Line your side goes up so the bottom of your side gore lines up with the bottom of your main body tunic. Pin into place. Sew from the armpit, down the main body, and down either side of the gore. Repeat for the other side.
Finish your seams (serge them, flat fell them, french seams, dealers choice here), and hem that sucker. Congrats on your new made-by-you tunic.
Everything beyond this point is the embellishment I’m doing to make it a tournament tunic instead of just a basic Norse-ish shirt. This is all optional.
Cuffs. Ciar likes wide bands of contrasting color. So while I was cutting out the main tunic I cut out rectangles that I’m going to fit around the cuffs, collar, and hem, that I over dyed black. They came out more deep, deep red rather than a true black. But such is the nature of over dying. These will be folded around the hem, cuffs, and collar to finish them. I’m going to run a line of gold blanket stitch around them to make it extra pretty/ provide reinforcement on the edges.
They don’t look like much now, but trust me this’ll be pretty.
Side gores. Ciar uses a fox on her heraldry. So I embroidered the line work for a celtic style fox design on each side gore.
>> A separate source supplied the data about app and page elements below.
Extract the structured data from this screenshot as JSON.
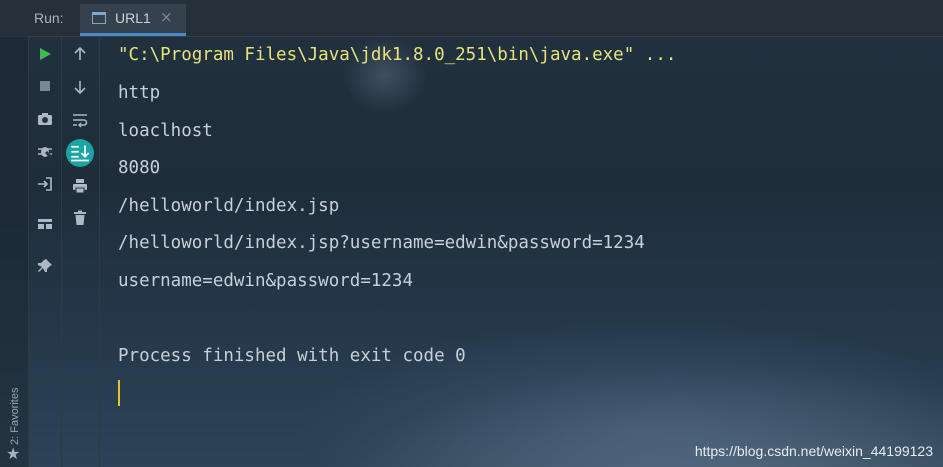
{
  "header": {
    "run_label": "Run:",
    "tab_label": "URL1",
    "tab_close": "×"
  },
  "sidebar": {
    "favorites_label": "2: Favorites",
    "favorites_icon": "star-icon"
  },
  "toolbar_left": [
    {
      "icon": "run-icon",
      "color": "#3fb950"
    },
    {
      "icon": "stop-icon"
    },
    {
      "icon": "camera-icon"
    },
    {
      "icon": "debug-bug-icon"
    },
    {
      "icon": "login-icon"
    },
    {
      "icon": "layout-icon"
    },
    {
      "icon": "pin-icon"
    }
  ],
  "toolbar_right": [
    {
      "icon": "arrow-up-icon"
    },
    {
      "icon": "arrow-down-icon"
    },
    {
      "icon": "soft-wrap-icon"
    },
    {
      "icon": "scroll-to-end-icon",
      "active": true,
      "color": "#1aa4a4"
    },
    {
      "icon": "print-icon"
    },
    {
      "icon": "trash-icon"
    }
  ],
  "console": {
    "lines": [
      "\"C:\\Program Files\\Java\\jdk1.8.0_251\\bin\\java.exe\" ...",
      "http",
      "loaclhost",
      "8080",
      "/helloworld/index.jsp",
      "/helloworld/index.jsp?username=edwin&password=1234",
      "username=edwin&password=1234",
      "",
      "Process finished with exit code 0"
    ]
  },
  "watermark": "https://blog.csdn.net/weixin_44199123",
  "colors": {
    "command": "#e6e37a",
    "output": "#c7d0d8",
    "caret": "#e2c238",
    "accent": "#4a88c7"
  }
}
I put them here rather than in the front or back because she is going to be fighting in this and it seems like the embroider may stand up better if it’s not directly in the front or back. Don’t know why, don’t know for sure if it’ll make a difference, but this is the choice I have made.
I use the sew through paper and trace your lines method of embroidery. Basically you lay a sheet of paper with your design over your fabric. Like so:
Then sew through it, tearing the paper out as you finish a section, like this:
Until you get this:
Looks awesome and complicated and I didn’t have to free hand anything. It’s just tracing with string.
Seam embellishment. I’m debating running a line of herringbone stitch along each of the seams. We’ll see how time shakes out.
Pictures of the finished product (hopefully on her) once I actually, ya know, finish it.